What you are asked to do: Go through the records, and copy each line in which the string "Requested" is present.

Data records:
>>>

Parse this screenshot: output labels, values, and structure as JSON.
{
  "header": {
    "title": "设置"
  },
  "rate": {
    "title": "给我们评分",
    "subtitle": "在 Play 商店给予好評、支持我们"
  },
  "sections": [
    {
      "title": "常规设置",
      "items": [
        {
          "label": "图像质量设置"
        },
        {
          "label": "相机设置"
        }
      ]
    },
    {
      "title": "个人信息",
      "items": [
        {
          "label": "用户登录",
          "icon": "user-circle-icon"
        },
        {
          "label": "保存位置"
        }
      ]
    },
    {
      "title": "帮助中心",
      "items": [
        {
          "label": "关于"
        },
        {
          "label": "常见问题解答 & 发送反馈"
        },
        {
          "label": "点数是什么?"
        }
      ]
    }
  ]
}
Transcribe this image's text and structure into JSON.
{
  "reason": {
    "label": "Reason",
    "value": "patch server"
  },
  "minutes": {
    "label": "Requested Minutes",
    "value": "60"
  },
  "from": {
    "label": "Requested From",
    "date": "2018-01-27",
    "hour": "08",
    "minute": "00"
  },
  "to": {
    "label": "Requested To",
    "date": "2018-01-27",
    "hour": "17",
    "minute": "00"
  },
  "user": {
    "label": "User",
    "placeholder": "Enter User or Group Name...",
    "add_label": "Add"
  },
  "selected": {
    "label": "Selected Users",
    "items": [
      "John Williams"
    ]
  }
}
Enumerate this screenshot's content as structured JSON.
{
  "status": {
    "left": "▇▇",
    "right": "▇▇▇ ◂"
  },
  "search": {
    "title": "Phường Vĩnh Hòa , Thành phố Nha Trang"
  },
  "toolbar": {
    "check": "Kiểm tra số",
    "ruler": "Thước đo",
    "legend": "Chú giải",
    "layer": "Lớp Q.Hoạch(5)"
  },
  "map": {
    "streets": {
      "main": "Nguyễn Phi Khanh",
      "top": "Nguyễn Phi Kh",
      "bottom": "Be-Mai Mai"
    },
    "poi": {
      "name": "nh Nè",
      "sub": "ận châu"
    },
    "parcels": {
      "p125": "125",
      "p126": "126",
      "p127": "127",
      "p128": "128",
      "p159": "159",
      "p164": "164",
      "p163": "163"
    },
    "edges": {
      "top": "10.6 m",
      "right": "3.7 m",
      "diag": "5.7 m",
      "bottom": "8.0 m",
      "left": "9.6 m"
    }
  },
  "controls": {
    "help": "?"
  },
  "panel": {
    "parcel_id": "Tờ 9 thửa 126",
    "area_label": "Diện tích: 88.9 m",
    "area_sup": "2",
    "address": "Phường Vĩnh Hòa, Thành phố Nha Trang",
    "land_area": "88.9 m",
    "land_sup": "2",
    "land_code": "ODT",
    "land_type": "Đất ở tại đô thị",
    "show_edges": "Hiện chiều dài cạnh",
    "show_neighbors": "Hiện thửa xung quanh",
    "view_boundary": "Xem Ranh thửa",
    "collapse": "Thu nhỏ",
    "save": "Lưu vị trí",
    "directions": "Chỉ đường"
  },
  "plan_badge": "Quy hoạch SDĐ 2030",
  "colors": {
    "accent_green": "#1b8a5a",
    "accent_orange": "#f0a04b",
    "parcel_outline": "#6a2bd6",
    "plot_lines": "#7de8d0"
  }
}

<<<

Response to this exercise:
    "label": "Requested Minutes",
    "label": "Requested From",
    "label": "Requested To",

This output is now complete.